*ACTIVITY*: Every record that follows is to be copied exactly, with the pictures omitted.

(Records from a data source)

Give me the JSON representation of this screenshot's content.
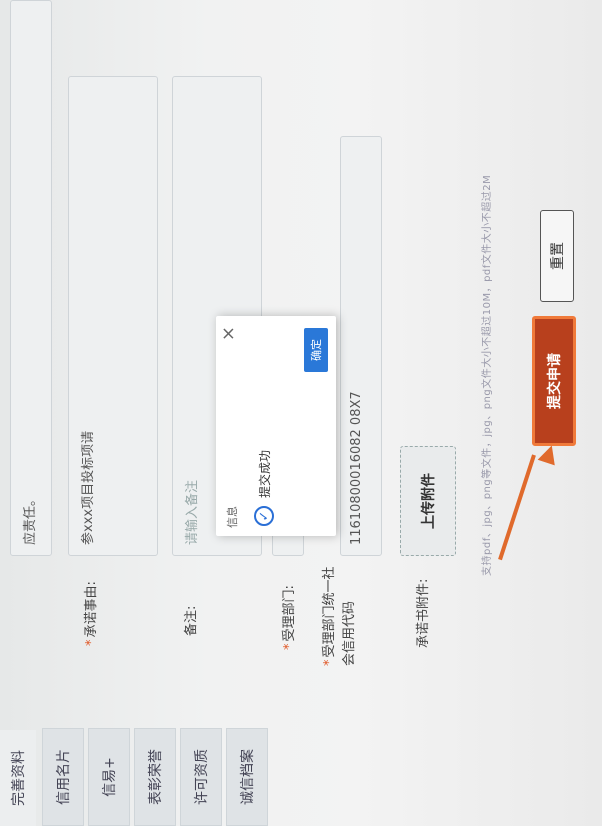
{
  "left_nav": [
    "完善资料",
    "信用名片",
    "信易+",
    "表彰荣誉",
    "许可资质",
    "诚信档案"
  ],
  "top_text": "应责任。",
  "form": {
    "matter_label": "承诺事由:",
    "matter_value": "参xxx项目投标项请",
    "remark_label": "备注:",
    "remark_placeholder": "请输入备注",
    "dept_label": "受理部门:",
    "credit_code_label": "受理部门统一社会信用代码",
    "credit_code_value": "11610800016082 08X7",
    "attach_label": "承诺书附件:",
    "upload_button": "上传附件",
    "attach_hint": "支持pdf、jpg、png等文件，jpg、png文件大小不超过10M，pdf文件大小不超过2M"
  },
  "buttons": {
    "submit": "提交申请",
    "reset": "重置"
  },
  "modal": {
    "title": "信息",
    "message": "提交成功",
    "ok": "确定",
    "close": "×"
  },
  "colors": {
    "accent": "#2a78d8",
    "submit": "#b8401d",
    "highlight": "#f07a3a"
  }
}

*EXERCISE RESULT*:
Give me the JSON representation of this screenshot's content.
{
  "left_nav": [
    "完善资料",
    "信用名片",
    "信易+",
    "表彰荣誉",
    "许可资质",
    "诚信档案"
  ],
  "top_text": "应责任。",
  "form": {
    "matter_label": "承诺事由:",
    "matter_value": "参xxx项目投标项请",
    "remark_label": "备注:",
    "remark_placeholder": "请输入备注",
    "dept_label": "受理部门:",
    "credit_code_label": "受理部门统一社会信用代码",
    "credit_code_value": "11610800016082 08X7",
    "attach_label": "承诺书附件:",
    "upload_button": "上传附件",
    "attach_hint": "支持pdf、jpg、png等文件，jpg、png文件大小不超过10M，pdf文件大小不超过2M"
  },
  "buttons": {
    "submit": "提交申请",
    "reset": "重置"
  },
  "modal": {
    "title": "信息",
    "message": "提交成功",
    "ok": "确定",
    "close": "×"
  },
  "colors": {
    "accent": "#2a78d8",
    "submit": "#b8401d",
    "highlight": "#f07a3a"
  }
}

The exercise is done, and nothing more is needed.